• [ENTRIES PROVIDED]:

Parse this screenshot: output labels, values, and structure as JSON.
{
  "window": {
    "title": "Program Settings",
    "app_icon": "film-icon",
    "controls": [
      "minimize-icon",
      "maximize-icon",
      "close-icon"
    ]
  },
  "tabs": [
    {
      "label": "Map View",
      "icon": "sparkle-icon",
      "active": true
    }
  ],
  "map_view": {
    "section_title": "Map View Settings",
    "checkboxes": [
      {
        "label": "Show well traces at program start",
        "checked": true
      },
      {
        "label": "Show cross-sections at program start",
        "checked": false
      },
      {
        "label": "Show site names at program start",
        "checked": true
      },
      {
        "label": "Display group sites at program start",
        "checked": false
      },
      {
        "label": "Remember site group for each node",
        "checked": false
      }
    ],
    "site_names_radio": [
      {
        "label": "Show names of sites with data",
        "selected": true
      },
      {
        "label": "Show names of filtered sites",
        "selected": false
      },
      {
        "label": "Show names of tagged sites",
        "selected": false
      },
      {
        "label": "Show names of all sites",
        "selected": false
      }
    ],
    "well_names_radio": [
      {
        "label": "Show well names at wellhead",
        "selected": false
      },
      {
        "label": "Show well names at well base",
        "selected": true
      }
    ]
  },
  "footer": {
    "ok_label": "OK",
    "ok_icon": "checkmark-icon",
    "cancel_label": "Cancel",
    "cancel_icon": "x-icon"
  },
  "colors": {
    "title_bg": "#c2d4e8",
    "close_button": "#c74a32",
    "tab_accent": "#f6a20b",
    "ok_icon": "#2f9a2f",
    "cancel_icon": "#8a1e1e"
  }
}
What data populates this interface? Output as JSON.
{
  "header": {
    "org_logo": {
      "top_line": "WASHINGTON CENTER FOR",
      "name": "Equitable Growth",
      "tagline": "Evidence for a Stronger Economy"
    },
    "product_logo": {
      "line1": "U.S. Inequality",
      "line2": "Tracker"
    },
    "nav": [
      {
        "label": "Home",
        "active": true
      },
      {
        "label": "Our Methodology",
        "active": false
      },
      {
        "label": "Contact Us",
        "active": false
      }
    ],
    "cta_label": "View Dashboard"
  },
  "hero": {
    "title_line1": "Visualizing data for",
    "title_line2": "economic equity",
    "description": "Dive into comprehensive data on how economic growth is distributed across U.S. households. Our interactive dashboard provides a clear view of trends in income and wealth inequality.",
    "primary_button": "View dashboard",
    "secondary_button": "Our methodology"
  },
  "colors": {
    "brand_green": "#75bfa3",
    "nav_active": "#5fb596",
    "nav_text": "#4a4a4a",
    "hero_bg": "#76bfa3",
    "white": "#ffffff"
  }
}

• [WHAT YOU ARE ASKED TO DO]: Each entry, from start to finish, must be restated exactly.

• [EXERCISE RESPONSE]:
Parse this screenshot: output labels, values, and structure as JSON.
{
  "window": {
    "title": "Program Settings",
    "app_icon": "film-icon",
    "controls": [
      "minimize-icon",
      "maximize-icon",
      "close-icon"
    ]
  },
  "tabs": [
    {
      "label": "Map View",
      "icon": "sparkle-icon",
      "active": true
    }
  ],
  "map_view": {
    "section_title": "Map View Settings",
    "checkboxes": [
      {
        "label": "Show well traces at program start",
        "checked": true
      },
      {
        "label": "Show cross-sections at program start",
        "checked": false
      },
      {
        "label": "Show site names at program start",
        "checked": true
      },
      {
        "label": "Display group sites at program start",
        "checked": false
      },
      {
        "label": "Remember site group for each node",
        "checked": false
      }
    ],
    "site_names_radio": [
      {
        "label": "Show names of sites with data",
        "selected": true
      },
      {
        "label": "Show names of filtered sites",
        "selected": false
      },
      {
        "label": "Show names of tagged sites",
        "selected": false
      },
      {
        "label": "Show names of all sites",
        "selected": false
      }
    ],
    "well_names_radio": [
      {
        "label": "Show well names at wellhead",
        "selected": false
      },
      {
        "label": "Show well names at well base",
        "selected": true
      }
    ]
  },
  "footer": {
    "ok_label": "OK",
    "ok_icon": "checkmark-icon",
    "cancel_label": "Cancel",
    "cancel_icon": "x-icon"
  },
  "colors": {
    "title_bg": "#c2d4e8",
    "close_button": "#c74a32",
    "tab_accent": "#f6a20b",
    "ok_icon": "#2f9a2f",
    "cancel_icon": "#8a1e1e"
  }
}
What data populates this interface? Output as JSON.
{
  "header": {
    "org_logo": {
      "top_line": "WASHINGTON CENTER FOR",
      "name": "Equitable Growth",
      "tagline": "Evidence for a Stronger Economy"
    },
    "product_logo": {
      "line1": "U.S. Inequality",
      "line2": "Tracker"
    },
    "nav": [
      {
        "label": "Home",
        "active": true
      },
      {
        "label": "Our Methodology",
        "active": false
      },
      {
        "label": "Contact Us",
        "active": false
      }
    ],
    "cta_label": "View Dashboard"
  },
  "hero": {
    "title_line1": "Visualizing data for",
    "title_line2": "economic equity",
    "description": "Dive into comprehensive data on how economic growth is distributed across U.S. households. Our interactive dashboard provides a clear view of trends in income and wealth inequality.",
    "primary_button": "View dashboard",
    "secondary_button": "Our methodology"
  },
  "colors": {
    "brand_green": "#75bfa3",
    "nav_active": "#5fb596",
    "nav_text": "#4a4a4a",
    "hero_bg": "#76bfa3",
    "white": "#ffffff"
  }
}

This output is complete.